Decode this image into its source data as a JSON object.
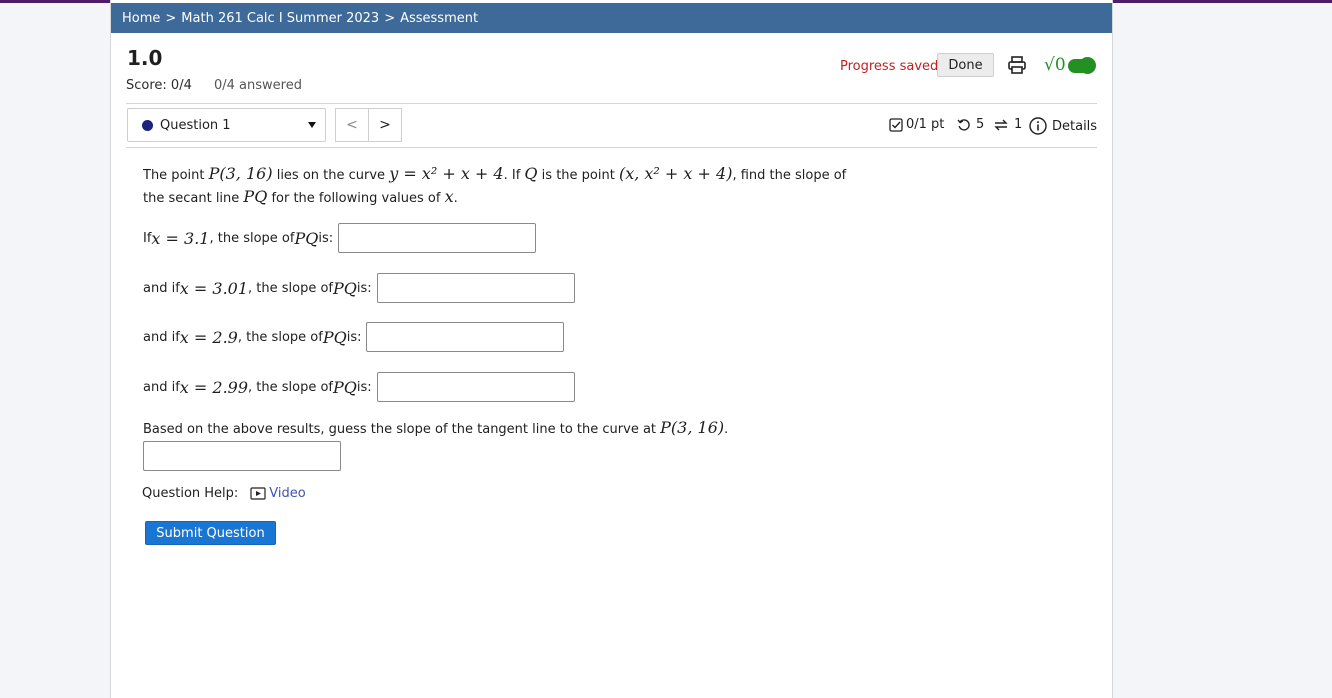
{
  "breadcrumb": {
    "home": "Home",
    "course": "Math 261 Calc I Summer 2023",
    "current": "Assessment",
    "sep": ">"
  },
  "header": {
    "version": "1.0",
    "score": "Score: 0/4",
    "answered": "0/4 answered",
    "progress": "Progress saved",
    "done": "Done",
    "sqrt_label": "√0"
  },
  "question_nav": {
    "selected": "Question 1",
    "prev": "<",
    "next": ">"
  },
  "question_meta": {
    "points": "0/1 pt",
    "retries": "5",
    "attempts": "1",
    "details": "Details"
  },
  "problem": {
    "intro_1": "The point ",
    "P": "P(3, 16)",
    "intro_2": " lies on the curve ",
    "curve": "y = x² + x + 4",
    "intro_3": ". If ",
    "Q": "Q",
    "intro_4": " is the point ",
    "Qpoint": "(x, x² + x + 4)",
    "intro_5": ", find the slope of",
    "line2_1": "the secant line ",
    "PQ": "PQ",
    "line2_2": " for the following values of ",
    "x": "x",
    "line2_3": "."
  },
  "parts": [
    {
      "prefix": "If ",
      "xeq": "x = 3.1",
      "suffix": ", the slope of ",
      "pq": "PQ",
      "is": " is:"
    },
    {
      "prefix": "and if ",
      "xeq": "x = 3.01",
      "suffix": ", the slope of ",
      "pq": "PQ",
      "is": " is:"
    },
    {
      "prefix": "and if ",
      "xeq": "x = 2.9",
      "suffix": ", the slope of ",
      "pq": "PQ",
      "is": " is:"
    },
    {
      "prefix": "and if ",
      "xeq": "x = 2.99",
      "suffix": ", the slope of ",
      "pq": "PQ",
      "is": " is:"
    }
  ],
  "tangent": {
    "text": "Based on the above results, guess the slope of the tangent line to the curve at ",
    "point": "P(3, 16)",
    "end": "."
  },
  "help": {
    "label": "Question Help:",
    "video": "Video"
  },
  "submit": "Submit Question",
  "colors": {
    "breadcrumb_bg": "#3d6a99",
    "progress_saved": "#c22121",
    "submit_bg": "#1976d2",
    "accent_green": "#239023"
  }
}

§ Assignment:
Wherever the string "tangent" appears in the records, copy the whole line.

§ Exercise output:
  "tangent": {
    "text": "Based on the above results, guess the slope of the tangent line to the curve at ",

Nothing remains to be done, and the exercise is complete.